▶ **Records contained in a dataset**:
++++++
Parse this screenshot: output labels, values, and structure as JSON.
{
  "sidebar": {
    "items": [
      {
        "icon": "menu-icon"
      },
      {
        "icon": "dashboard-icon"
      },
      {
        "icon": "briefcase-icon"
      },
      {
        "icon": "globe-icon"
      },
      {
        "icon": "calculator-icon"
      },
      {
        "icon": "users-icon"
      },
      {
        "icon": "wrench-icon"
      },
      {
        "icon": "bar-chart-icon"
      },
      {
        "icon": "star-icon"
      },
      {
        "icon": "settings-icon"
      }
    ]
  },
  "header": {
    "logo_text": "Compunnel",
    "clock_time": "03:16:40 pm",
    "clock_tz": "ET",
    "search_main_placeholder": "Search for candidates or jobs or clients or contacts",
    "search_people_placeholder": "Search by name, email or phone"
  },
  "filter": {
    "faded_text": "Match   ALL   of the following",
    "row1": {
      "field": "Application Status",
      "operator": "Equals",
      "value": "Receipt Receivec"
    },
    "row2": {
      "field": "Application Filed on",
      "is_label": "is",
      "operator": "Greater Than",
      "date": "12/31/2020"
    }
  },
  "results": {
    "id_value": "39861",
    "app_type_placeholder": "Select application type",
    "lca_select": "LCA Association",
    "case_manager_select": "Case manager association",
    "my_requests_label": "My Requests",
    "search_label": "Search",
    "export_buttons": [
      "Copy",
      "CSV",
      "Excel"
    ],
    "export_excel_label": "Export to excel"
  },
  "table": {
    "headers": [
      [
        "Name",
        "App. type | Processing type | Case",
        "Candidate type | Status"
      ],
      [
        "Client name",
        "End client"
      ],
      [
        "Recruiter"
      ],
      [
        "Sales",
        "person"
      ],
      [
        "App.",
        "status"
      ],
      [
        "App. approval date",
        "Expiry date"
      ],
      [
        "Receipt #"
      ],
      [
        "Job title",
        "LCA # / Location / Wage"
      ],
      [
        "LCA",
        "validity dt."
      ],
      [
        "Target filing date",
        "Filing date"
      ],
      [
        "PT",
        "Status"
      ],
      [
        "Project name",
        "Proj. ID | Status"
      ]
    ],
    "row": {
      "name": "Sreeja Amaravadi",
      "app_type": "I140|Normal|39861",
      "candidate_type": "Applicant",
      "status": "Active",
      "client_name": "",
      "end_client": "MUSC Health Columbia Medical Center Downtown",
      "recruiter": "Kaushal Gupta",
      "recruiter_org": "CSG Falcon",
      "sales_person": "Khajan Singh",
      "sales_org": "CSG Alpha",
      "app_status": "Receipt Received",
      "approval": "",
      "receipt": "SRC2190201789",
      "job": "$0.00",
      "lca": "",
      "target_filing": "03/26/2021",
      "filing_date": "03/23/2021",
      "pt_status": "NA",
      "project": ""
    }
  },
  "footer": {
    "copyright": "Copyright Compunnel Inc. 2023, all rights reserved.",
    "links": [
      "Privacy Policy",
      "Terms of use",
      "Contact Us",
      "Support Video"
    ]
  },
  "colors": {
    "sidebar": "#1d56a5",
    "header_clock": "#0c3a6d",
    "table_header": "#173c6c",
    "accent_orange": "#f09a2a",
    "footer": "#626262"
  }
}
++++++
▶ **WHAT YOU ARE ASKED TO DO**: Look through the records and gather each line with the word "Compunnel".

▶ **EXERCISE ANSWER**:
    "logo_text": "Compunnel",
    "copyright": "Copyright Compunnel Inc. 2023, all rights reserved.",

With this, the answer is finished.